Now that you have a list of target keywords, make another spreadsheet (look at you go, nerd!). With this spreadsheet, you should have one column that lists each page of your website and another column that lists the keyword phrase from your prioritized list that you want to feature on that page. This spreadsheet is essentially your game plan. You want to make sure that the copy (text) on each page of your website features your targeted keyword several times. There’s no magic number. It should only be used where it naturally fits. 

The temptation here is to squeeze the phrase in 437 times. 15 years ago that would have worked. But Google is smarter than it used to be. This practice is called keyword stuffing, and doing it could actually hurt your entire band website’s SEO.  The most important thing is that you develop copy for the page that matches what a user who searched using the targeted keyword would be looking for. 

4. Remember META Matters 
Ever heard of META data? I have. So I am actually probably a bigger nerd than you are. There are really two components of META data that matter: page title and page description. Go to Google. Search for anything. Every search result will have a blue line of text that is clickable. That’s the page title. Then, there will be a line below it with the web address of the page. Below that, you will find a description of what’s on that page.

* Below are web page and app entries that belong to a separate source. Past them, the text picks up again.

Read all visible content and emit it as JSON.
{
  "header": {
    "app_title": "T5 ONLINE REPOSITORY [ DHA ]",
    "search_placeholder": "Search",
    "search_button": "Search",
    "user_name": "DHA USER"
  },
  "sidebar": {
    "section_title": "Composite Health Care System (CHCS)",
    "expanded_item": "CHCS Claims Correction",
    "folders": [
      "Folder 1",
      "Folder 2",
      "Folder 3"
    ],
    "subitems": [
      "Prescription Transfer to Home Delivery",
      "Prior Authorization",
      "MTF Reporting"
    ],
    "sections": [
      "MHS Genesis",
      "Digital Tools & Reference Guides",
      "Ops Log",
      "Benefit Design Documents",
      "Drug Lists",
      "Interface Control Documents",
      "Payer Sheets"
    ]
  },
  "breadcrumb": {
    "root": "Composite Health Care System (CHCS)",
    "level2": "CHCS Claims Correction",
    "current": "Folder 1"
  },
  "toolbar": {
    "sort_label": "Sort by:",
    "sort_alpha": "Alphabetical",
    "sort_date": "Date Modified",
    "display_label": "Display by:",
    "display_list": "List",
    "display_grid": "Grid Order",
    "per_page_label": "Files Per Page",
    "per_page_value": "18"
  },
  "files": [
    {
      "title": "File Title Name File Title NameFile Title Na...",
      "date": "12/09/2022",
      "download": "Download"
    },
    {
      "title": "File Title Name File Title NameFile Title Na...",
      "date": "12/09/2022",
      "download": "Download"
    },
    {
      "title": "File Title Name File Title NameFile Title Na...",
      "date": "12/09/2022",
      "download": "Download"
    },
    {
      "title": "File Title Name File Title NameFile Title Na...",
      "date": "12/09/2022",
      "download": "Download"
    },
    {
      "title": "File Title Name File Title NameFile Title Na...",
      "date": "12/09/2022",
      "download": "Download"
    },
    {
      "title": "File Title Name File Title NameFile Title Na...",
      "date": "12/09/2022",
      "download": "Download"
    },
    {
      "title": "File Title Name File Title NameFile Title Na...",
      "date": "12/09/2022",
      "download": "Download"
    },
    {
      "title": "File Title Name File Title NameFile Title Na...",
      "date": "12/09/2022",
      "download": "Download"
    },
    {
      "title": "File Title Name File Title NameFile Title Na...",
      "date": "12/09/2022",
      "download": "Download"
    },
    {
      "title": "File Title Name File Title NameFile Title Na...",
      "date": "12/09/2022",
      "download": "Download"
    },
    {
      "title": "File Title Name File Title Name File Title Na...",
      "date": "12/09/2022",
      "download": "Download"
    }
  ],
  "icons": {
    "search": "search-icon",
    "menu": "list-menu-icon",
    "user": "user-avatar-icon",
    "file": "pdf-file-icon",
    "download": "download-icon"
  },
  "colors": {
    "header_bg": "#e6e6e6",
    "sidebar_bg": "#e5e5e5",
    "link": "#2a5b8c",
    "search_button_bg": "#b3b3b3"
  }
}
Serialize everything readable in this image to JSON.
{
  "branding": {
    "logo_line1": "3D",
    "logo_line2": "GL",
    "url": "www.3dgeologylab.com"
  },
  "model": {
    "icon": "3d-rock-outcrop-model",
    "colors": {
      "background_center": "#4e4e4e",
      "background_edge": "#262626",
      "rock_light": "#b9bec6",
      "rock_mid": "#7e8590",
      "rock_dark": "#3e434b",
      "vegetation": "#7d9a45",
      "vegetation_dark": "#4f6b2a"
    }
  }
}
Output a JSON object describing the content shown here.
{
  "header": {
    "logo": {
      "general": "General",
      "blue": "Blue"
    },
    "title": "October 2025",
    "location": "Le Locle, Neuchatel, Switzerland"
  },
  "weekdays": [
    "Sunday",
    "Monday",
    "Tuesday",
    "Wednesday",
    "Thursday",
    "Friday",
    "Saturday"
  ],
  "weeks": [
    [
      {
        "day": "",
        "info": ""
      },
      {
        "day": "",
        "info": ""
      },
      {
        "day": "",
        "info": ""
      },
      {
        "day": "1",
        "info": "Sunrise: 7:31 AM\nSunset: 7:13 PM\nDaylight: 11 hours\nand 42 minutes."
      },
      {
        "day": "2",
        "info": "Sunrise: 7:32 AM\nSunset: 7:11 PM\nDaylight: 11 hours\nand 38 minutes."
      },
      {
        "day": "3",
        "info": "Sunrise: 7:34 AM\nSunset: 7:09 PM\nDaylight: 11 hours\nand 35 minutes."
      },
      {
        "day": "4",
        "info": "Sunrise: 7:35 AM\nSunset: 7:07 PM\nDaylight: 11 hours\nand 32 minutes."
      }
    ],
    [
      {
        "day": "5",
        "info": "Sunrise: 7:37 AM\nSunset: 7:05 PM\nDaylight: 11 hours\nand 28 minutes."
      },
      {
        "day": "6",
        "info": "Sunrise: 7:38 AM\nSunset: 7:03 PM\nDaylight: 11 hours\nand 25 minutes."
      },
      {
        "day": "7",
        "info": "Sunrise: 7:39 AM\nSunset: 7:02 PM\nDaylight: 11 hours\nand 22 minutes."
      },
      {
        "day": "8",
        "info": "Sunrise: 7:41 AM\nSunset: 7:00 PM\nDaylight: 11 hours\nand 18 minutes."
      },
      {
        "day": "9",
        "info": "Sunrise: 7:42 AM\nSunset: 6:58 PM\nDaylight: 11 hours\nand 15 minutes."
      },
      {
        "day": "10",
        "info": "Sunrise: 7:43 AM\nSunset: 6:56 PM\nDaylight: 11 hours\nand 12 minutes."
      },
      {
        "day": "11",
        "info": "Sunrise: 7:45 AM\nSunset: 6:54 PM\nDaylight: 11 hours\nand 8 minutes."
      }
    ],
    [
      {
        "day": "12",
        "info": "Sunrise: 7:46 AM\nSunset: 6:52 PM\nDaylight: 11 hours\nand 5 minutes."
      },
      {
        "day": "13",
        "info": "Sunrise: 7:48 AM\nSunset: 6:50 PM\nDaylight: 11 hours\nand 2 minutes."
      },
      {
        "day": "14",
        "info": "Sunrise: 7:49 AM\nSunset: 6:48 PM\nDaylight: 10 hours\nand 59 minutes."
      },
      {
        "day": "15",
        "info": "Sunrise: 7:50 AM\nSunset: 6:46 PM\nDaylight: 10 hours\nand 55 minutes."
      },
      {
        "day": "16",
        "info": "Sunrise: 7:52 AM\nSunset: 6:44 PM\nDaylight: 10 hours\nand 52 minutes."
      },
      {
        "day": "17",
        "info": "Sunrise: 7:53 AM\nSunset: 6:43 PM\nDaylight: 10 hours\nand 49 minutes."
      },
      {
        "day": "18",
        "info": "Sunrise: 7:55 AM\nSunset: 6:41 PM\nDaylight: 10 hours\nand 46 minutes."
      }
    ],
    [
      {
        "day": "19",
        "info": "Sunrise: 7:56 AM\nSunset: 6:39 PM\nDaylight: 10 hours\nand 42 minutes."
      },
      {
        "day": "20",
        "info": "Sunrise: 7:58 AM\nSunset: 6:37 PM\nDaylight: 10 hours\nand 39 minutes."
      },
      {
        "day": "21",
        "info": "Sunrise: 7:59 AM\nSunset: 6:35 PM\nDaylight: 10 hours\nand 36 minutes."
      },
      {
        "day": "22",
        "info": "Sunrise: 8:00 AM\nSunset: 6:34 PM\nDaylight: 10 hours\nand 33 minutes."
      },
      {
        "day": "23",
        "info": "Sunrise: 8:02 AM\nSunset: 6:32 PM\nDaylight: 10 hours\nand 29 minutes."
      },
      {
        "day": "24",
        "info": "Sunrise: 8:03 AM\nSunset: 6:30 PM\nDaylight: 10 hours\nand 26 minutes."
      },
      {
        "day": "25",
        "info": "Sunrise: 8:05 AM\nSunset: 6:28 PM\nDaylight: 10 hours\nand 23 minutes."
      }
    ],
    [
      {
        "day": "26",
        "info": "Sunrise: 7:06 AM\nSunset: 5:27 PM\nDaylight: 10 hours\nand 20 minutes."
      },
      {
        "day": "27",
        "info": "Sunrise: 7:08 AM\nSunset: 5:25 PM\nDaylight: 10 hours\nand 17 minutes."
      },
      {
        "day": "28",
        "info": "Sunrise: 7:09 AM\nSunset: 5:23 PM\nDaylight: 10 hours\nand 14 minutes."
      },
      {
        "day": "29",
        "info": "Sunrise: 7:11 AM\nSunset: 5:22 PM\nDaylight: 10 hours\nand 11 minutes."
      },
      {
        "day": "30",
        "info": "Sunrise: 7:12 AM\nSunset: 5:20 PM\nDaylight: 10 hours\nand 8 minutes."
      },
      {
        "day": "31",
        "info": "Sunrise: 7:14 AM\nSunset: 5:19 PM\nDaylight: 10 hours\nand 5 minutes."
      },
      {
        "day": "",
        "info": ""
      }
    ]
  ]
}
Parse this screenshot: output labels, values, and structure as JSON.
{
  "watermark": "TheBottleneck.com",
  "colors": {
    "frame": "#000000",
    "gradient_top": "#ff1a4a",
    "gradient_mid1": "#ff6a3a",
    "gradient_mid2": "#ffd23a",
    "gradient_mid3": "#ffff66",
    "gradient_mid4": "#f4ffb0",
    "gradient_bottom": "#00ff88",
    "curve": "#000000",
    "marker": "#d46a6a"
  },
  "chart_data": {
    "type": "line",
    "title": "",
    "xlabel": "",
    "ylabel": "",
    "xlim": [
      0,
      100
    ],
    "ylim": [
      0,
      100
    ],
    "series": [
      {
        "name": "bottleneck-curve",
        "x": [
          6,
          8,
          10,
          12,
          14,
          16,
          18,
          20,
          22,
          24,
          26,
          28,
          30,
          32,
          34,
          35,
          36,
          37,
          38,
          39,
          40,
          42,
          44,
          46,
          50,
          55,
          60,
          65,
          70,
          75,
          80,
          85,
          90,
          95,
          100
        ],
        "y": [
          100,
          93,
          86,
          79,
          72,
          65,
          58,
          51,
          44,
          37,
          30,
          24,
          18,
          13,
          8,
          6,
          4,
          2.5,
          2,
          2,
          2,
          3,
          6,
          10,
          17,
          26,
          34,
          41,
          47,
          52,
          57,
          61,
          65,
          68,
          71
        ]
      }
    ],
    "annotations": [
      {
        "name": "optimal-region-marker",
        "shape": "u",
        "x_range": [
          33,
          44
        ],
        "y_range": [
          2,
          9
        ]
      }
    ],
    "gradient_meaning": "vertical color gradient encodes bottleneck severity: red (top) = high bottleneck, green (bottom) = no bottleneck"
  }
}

That is the page description. See below: 

These two are both important, for different reasons. Your page title is the most important piece of text you write for each page. It should contain your targeted keywords. It also is the part users scan when they scroll through their search results. It’s your digital first impression. The page description doesn’t need to contain keywords, but should be written in a way that entices the user to choose to click your link. 

If somebody outside your band manages your website for you, they should be able to update your META data. If you manage your own website, hopefully your content management system allows you to control the META data for each page. If not, I encourage you to check out Bandzoogle

5. Specific is Terrific 
There are probably tons of keywords out there that you could rank for. But I would caution you to focus on the ones you should rank for. Know the goals of your website when you begin your keyword research. Think about people you want to attract, and focus your efforts on the keywords they would be using to search. Perhaps you could rank well for “Best blues band in Los Angeles” but that’s not going to do you much good if you live in Cleveland. 


This article just scratches the surface of the principles of SEO for musicians. If you want to learn more, there are a ton of resources out there. One of the best is Rand Fishkin’s Whiteboard Friday video series. SEO is a specialized skill, and one that can truly set your band apart on the web. Developing your skills in this niche can help you make your band more visible on the web.